Table 1: Economic performance of Panyu, 2007-2009


Value (billion yuan)

y-o-y growth

Share of city total

Guangzhou city y-o-y growth


62.89 (5)*





72.76 (5)





86.38 (4)




Retail sales


33.23 (4)





41.55 (3)





49.23 (3)




*ranking among 10 districts and 2 counties of Guangzhou.
Source: Statistics Bureau of the Guangzhou Municipal Government.

Table 2: Value and space of commercial housing sold in Panyu, 2007-2009

Contracted value

Value (billion yuan)

y-o-y growth

Share of city total

Guangzhou city y-o-y growth







129.59 (3)





183.03 (3)




Total space in 10,000 square meters


244.48 (2)





150.90 (3)





203.83 (3)




*ranking among 10 districts and 2 counties of Guangzhou.
Source: Statistics Bureau of the Guangzhou Municipal Government.

Fears of housing bubble

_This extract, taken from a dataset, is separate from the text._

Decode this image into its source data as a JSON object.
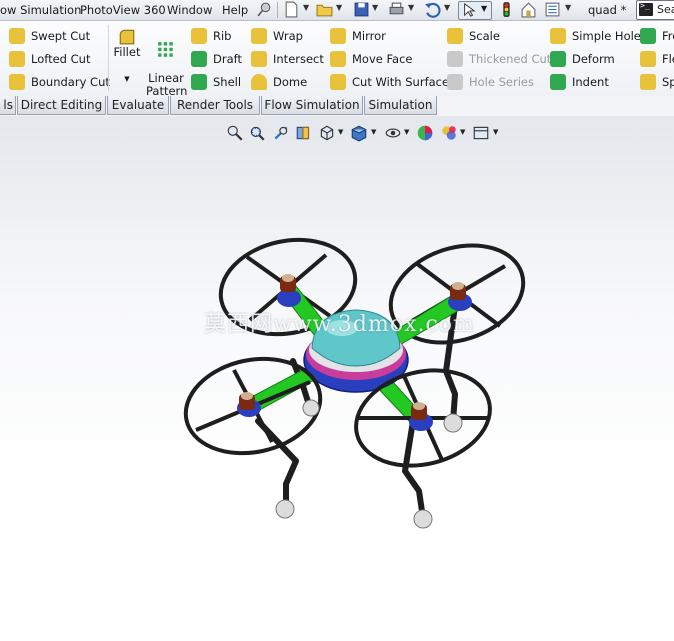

Second, the boom of private housing in Panyu has a less solid foundation than that of the older city districts. When the speculative bubble bursts, the better and greater public services of the older city districts will show their great competitive advantage against those of Panyu, when demand shrinks. Already in 2008, sales of housing in Panyu dropped by a larger margin than the city average; but the adjustment was minor and incomplete.

With the coming conversion of the Asian Games villages in Panyu into private housing for sale after the game, the balance of supply and demand will tilt. The Asian Games villages have 8,000 residential units of 1.06 million square metres and will be put onto the market after the Games at the end of this year. The project has another 3.2 million square metres for construction of private housing.

Altogether this will be equivalent to more than two boom years of sales. The impact on the local housing market will be detrimental, although there will be a brighter side – lower housing prices for the buyers.

Do not overstretch

Third, the Guangzhou and Panyu governments aim to develop the district into ‘a modernised new city district of Guangzhou, a base of producers’ services and advanced equipment manufacturing industries of the PRD region, an ecologically-friendly urban residential area of leisure and tourism in Guangdong and an important centre of science, education and information for southern China.’ This will be a strategically long-term goal of the district.

In the shorter term, however, it may not be easy to reconcile competition for space, human resources and investment funding among all these sectors, industry and related services, real estate and education and science. As an organic and sustainable city or city district, Panyu needs to integrate them together and not allow each to evolve into enclaves. There may also be unresolved problems in putting together urban consumer services and manufacturing industry and its related producers’ services. What will be the development priority in Panyu? Urban services or manufacturing industries?

Panyu’s trump card – Guangzhou South Station

Notwithstanding these problems, Panyu has one advantage against which other districts and cities in the PRD region cannot compete: the location of one of the busiest railway terminals in China and the world, which operates on many levels. It serves national, regional and local transport needs – and probably international as well, if the high-speed railways are integrated with airports in the region.

The Guangzhou South Station will have several hundreds of thousands of passengers going through it every day, creating not just opportunities for retail sales and services, but huge economies of agglomeration, scale, scope and network that are conducive to innovation and high productivity.

If the Panyu government understands the great economic potential of the station and plans and develops accordingly, the ‘station economy’ so created will be able to make the district or at least the areas adjacent to the station a new modern city centre of Guangzhou. A good comparison or role model is the world-famous Shinjuku ‘station economy’ of Tokyo.